I then transferred it to the fermentation bucket (leaving as much trub behind as I could), took a gravity reading (1.078 - not bad) and cooled it further until it hit 22 degrees.  This took about an hour in total, most of which was the last 5 degrees (see lessons learned below).  I was finally ready to pitch my yeast. The Wyeast smack bag (smacked before starting the brew) was looking in great shape by this point so I poured it in and created an air-lock with a syphon tube and some cleaning solution. Below shows the fermentation on day 4, still bubbling away:

Dry hops will be added once fermentation is done and the beer is syphoned for secondary fermentation. Looking back, I learned a lot of things during my first all-grain brew day. Below are just a few...

  • A 90 minute boil leads to more loss than a 60 minute boil (don't laugh now!) so my overall yield was lower than I'd hoped
  • I need to cover my mash tun during the mash to help control temperature loss. I lost about 5 degrees in an hour
  • Plastic hose expands as it warms (stop it!) so relying on push-fit to secure it leads to leaks. I need to clamp the hose on to the mash tun (more wort lost through drippage)
  • I could get away with cooling the wort further before transferring it. It didn't lose that much temperature during the transfer so I had to wait ages to pitch the yeast
  • Home brewers are a great bunch and I received lots of tweets offering support and advice!
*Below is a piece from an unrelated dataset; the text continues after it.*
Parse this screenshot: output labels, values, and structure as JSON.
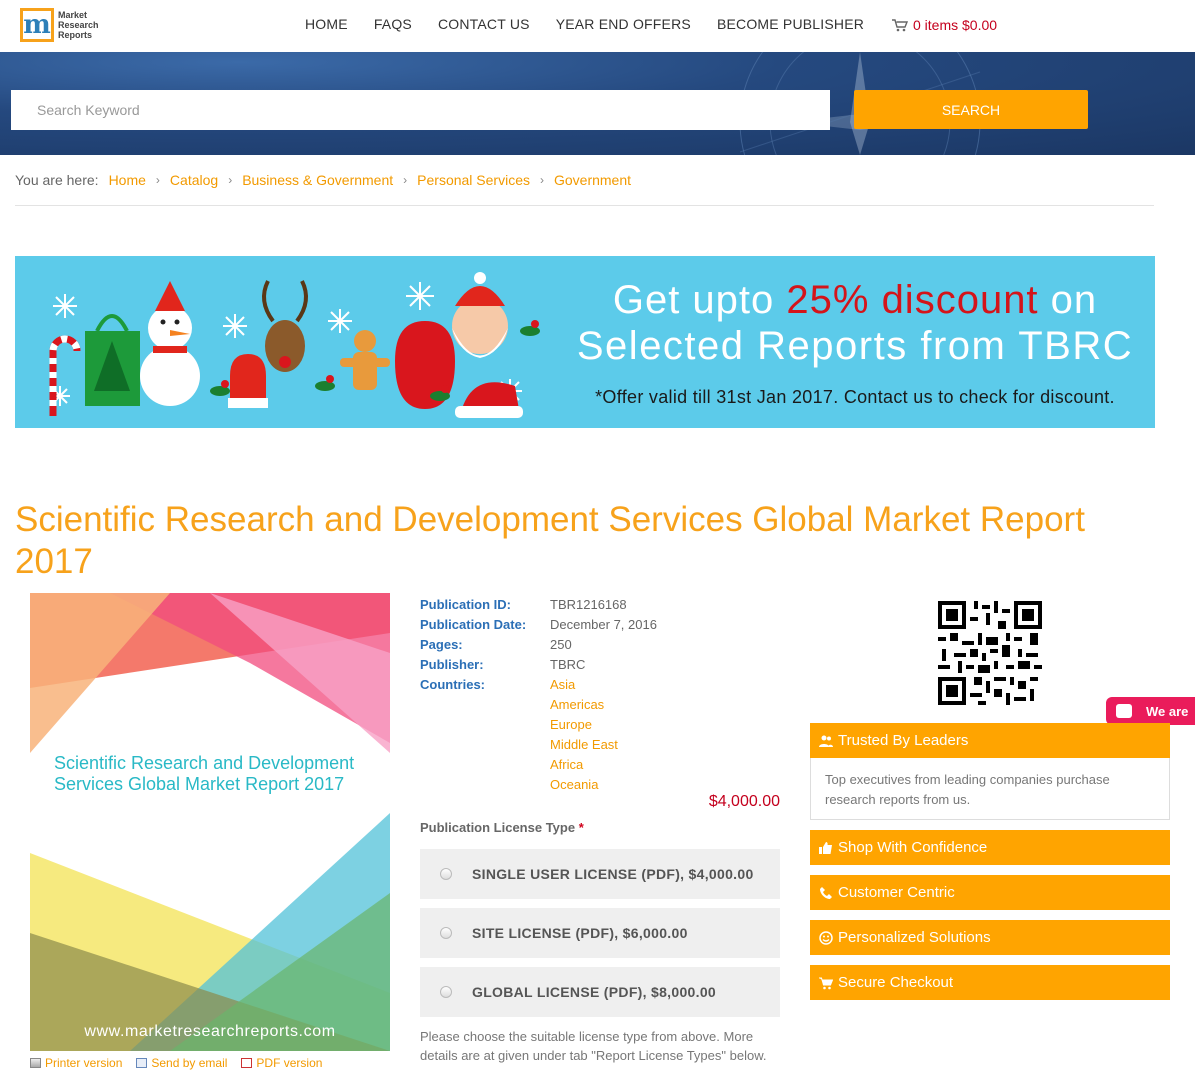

All told it was an interesting experience and I'm looking forward to trying the resulting beer. If it's drinkable, even better! All-grain brew number 2 is already being planned.